Chow is concerned about the impact of urbanisation on aquifers. He believes that population growth, informal settlements, industrial land use, and paving over large areas of land are all contributing to the depletion of aquifers. He is encouraged by the fact that some cities are starting to design with infiltration features in mind, but he believes that more needs to be done to ensure that aquifers are protected from the effects of urbanisation.
Chow pointed out that the City of Cape Town is basically a “concrete jungle” with a lot of concrete and asphalt, which can have a negative impact on aquifers. “In large urban areas, where everything is paved over, water cannot infiltrate into the ground and recharge aquifers. Instead, it runs off the surface, is collected in drainage pipes, and is piped out to the ocean. This means that water that would have naturally recharged aquifers is instead lost to the sea.”
But can we go back and undo the damage already been done?
“Yeah, that’s actually a tricky part,” said Chow.
He explained that it is much easier to prevent groundwater contamination than it is to clean it up after it has happened. This is because groundwater contamination can be very difficult to remove from the subsurface. Once contaminants are absorbed into the soil or rock, they can be very difficult to extract. Groundwater also moves slowly, so it can take a long time for contaminants to travel through the subsurface and reach the drinking water well. This means that by the time contamination is detected, it may have already spread to a large area.
For these reasons, Chow recommends that we focus on preventing groundwater contamination from happening in the first place. This can be done by identifying areas that are vulnerable to contamination and taking steps to protect them. For example, we can designate groundwater protection areas where certain activities, such as industrial development or the disposal of hazardous waste, are prohibited.
“If you’re in this area, you’re not allowed to build a factory, if you’re in this area, you’re not allowed to have a petrol station. Why? Because those are sources of contamination,” he said.
Is desalination an alternative to using groundwater?
Desalination is the process of removing salt from seawater or other saline water to produce water that is suitable for human consumption or irrigation.

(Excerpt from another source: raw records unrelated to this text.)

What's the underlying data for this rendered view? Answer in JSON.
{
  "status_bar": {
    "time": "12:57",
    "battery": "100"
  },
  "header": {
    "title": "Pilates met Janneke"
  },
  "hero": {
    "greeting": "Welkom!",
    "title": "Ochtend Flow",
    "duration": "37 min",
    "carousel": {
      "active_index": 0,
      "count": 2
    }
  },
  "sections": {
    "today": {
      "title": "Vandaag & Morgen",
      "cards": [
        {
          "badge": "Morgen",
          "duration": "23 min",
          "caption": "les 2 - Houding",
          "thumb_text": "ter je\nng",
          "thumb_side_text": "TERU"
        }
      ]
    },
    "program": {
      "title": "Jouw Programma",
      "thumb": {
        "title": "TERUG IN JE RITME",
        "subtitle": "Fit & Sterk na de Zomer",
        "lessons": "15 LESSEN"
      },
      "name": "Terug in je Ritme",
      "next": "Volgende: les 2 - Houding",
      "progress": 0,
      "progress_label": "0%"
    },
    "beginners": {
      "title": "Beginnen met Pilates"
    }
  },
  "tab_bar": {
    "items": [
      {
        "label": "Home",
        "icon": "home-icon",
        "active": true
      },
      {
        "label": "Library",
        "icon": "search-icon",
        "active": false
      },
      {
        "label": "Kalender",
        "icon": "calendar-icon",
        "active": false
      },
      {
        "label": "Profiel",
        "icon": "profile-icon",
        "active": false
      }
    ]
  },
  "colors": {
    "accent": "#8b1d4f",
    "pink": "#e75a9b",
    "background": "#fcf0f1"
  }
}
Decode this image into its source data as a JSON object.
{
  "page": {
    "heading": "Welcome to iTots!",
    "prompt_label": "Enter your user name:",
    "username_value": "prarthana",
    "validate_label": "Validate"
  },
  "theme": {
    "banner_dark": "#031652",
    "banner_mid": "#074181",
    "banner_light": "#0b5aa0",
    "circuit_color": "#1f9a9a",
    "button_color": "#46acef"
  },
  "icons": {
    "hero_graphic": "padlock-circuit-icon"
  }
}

“That was explored during the drought,” said Chow. “But it is expensive and energy-intensive. It is also not always effective, as the quality of the water produced can vary depending on the salinity of the seawater.”
Chow explained that a desalination plant was built in Cape Town during the drought, but it was not operational when it was needed. This was because the specifications of the plant were not correct for the seawater in Cape Town. He also said that the cost of desalination can be prohibitive, especially if the water quality is poor. He compared the cost of desalination to the cost of drilling a borehole and pumping out groundwater. He said that drilling a borehole is usually much cheaper, but the cost of pumping the water out increases as the water gets deeper.
He also mentioned the problem of saline intrusion. This is when seawater enters a freshwater aquifer, making the water salty and unusable. Saline intrusion can be a problem for coastal areas, where groundwater is often used for drinking water. He said that desalination is a viable solution for water scarcity, but it is important to consider the cost and environmental impact before investing in a desalination plant.
Call to Action
Chow is concerned that people have forgotten about the drought and are going back to their old water usage habits. He believes that this is a dangerous trend, as it could lead to Day Zero, a situation in which Cape Town would run out of water. He argues that people need to start using water more conservatively and that policymakers need to implement water usage restrictions and measures to help people change their habits.